In the context of CVE-2022-2625 organizations looking to manage their software supply chain should:
- Review the extension, its purpose and the code (if available) before it’s introduced
- Any updates should also be reviewed in a similar fashion
- Understand if the extension is actively maintained
- The use of Static Application Security Tools may identify issues in the future as researchers identify exploitation, but these tools are likely ineffective in surfacing these issues today
- When installing any new extensions, check what objects they will create and verify that none of those objects exist on your system already
- If any existing objects are found, it’s possible they were created by a malicious local user in anticipation of the extension being installed.
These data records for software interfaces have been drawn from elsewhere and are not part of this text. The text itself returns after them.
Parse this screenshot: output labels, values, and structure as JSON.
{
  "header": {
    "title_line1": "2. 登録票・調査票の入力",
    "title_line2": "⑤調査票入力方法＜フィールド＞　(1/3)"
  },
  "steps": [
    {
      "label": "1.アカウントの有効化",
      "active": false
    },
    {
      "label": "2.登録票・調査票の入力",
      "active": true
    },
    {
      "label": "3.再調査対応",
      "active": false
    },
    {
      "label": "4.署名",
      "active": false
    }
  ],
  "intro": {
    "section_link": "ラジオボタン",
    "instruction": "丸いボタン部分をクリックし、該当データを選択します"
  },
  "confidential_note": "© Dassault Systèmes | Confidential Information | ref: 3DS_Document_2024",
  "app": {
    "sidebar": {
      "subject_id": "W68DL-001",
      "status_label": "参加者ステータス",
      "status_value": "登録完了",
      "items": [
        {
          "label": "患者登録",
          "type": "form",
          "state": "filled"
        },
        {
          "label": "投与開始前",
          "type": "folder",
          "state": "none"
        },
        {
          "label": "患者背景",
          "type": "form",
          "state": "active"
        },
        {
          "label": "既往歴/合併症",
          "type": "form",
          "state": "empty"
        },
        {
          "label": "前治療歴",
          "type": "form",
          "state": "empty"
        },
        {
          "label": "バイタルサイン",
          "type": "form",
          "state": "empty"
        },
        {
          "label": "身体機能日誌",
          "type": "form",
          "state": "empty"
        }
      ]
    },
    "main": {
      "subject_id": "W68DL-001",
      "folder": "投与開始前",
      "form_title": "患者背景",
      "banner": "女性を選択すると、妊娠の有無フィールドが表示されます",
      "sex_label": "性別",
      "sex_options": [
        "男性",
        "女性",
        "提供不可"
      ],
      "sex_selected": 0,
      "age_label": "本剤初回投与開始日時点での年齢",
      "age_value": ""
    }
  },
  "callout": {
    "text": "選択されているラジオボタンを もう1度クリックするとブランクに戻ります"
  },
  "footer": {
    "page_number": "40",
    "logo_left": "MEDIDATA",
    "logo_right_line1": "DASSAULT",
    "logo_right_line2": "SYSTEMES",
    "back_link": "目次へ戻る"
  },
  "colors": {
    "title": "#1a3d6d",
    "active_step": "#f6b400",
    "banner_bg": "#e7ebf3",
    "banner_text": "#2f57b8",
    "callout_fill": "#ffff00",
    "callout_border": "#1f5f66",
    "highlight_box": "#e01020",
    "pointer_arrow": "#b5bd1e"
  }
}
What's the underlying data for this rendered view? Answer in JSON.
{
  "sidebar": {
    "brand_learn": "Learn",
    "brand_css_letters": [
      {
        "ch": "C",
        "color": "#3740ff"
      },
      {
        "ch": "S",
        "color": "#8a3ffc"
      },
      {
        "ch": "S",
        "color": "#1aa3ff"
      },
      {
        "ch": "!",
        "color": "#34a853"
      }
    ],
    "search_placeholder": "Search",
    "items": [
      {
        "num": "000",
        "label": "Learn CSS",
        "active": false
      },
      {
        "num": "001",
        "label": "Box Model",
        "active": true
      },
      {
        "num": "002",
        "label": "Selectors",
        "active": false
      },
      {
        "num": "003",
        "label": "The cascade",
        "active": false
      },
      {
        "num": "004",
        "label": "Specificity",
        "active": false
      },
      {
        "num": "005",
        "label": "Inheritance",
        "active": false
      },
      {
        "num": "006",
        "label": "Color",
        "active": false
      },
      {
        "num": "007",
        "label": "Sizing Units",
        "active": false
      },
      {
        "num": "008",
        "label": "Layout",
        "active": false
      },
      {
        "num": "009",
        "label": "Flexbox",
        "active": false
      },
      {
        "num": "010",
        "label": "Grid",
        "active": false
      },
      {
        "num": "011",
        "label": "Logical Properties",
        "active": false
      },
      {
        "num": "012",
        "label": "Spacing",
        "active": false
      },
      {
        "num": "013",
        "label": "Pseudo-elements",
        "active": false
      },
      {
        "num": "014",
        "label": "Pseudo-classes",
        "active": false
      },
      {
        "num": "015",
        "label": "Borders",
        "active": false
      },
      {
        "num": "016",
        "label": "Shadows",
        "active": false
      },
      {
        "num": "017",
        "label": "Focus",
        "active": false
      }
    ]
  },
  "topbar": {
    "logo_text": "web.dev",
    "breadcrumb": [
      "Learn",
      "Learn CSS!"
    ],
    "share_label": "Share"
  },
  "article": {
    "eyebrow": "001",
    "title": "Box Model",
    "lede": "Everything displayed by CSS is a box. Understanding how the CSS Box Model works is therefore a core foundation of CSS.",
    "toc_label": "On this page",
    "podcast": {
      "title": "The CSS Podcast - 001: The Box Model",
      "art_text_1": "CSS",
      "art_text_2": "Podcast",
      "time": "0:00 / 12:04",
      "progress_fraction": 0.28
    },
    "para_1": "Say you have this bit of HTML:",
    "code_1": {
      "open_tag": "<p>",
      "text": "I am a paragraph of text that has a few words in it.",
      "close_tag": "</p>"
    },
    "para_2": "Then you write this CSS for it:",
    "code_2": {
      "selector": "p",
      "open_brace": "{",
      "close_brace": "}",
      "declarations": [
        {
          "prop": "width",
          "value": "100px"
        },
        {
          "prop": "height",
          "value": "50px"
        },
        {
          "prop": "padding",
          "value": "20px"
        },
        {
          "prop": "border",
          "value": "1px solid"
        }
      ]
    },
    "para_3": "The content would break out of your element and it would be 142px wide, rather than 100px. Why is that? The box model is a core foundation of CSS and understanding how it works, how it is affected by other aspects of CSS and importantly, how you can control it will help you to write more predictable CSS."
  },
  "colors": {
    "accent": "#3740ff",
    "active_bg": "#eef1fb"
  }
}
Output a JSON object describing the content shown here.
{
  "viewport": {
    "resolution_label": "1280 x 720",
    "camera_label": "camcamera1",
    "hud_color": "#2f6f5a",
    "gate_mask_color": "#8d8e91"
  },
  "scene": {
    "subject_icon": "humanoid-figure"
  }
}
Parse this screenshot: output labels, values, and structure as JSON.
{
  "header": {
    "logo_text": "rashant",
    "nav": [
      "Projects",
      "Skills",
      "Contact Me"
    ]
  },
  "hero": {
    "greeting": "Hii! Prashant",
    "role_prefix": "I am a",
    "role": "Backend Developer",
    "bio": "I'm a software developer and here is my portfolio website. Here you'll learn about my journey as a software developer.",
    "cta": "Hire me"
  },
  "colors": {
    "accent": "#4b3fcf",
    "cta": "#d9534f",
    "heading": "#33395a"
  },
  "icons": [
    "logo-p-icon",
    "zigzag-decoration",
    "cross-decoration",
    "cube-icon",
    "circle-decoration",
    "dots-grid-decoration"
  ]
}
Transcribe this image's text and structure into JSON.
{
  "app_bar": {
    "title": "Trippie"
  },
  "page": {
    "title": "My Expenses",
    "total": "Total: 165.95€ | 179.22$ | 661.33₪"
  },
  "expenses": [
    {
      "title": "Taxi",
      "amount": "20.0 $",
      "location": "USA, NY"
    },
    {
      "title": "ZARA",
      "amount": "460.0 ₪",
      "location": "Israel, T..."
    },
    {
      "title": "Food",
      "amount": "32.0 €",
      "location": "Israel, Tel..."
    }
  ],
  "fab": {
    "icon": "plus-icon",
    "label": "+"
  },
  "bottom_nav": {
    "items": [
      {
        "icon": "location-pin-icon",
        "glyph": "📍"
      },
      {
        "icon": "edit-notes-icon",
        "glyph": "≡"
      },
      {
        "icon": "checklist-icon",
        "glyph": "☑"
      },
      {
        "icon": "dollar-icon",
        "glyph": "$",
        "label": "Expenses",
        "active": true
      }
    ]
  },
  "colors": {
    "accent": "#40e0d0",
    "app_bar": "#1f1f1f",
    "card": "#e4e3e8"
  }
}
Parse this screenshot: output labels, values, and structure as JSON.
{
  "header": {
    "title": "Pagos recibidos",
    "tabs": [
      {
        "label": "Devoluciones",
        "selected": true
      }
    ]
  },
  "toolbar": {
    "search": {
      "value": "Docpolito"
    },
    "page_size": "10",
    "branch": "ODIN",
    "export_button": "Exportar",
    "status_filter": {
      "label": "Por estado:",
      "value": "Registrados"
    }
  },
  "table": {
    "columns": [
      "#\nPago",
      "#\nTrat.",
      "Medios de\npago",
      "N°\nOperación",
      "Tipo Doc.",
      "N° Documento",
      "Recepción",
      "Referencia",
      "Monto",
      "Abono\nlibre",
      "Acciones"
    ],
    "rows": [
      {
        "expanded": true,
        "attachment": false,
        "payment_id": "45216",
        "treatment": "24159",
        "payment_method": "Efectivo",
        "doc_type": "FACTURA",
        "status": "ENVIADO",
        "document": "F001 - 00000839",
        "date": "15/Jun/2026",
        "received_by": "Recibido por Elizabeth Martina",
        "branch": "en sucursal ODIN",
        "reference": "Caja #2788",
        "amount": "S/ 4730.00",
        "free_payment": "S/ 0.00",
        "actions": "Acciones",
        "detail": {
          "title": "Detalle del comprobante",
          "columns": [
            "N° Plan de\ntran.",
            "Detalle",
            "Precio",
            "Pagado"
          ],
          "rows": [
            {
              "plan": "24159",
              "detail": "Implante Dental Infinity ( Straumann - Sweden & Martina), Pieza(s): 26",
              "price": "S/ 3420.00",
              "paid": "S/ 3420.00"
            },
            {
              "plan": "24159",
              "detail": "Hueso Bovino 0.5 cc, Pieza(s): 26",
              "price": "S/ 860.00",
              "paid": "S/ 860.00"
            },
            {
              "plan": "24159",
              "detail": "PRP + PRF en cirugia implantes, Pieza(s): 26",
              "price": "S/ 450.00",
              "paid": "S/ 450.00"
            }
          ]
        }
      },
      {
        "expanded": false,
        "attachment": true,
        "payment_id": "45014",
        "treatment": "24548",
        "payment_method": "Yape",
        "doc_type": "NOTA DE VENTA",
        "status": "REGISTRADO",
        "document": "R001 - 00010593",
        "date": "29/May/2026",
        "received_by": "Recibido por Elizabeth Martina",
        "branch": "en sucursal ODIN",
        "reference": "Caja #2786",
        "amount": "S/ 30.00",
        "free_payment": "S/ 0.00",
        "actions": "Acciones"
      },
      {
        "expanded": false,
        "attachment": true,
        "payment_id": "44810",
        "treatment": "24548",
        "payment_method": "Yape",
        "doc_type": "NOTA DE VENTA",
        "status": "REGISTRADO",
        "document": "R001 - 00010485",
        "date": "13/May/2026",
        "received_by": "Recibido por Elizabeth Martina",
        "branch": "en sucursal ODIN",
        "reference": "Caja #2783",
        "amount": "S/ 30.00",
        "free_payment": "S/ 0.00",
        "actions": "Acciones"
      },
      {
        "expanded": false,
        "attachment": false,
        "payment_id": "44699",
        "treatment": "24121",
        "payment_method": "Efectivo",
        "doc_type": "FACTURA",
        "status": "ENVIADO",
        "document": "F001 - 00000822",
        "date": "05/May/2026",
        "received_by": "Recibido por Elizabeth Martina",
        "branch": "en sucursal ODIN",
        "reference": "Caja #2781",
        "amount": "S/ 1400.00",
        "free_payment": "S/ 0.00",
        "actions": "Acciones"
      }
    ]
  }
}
Aside from reviewing the software supply chain, it’s worth spending time on the layered controls around PostgreSQL. The primary concern surrounds a lower privileged user account, which the implementation of potential security controls across organizations may vary. Here are a few considerations for review:
- Audit the user accounts within the database
- Determine which credentials are managed within development pipelines and ensure those credentials have been properly secured
- Ensure unique credentials are being leveraged for each administrator, and that they are absolutely required for their role
- Shared accounts should be avoided, which makes traceability difficult
- Network access controls should limit ingress traffic from trusted sources, and egress traffic should also apply least-privileged traffic flows
- Rotate credentials that have not been properly secured
Organizations need to focus on ensuring there isn’t any existing exploitation in their initial response, meaning reviewing the database for objects that have had privileges escalated. If any are found, standard incident response processes should be engaged to investigate the source and impact of the finding. Assessing security controls and the software supply chain risks should follow.
Having a CVSS rating of 7.1 for most organizations will mean this should get attention but likely without the immediacy of CVE-2022-1552 disclosed last quarter. For organizations and individuals, knowing if exploitation has occurred is priority number, and planning the upgrade should ensure there is no or little impact to the organization. For those who have yet to focus on the software dependencies or applying additional controls within their environment, this should serve as a driver for starting these practices.
As always, thank you to the community contributors and to the EDB staff for their work on this quarter’s release. As a leading contributor to the Postgres project, we will continue to work with the other members of the PostgreSQL community to identify and address security issues as they are reported.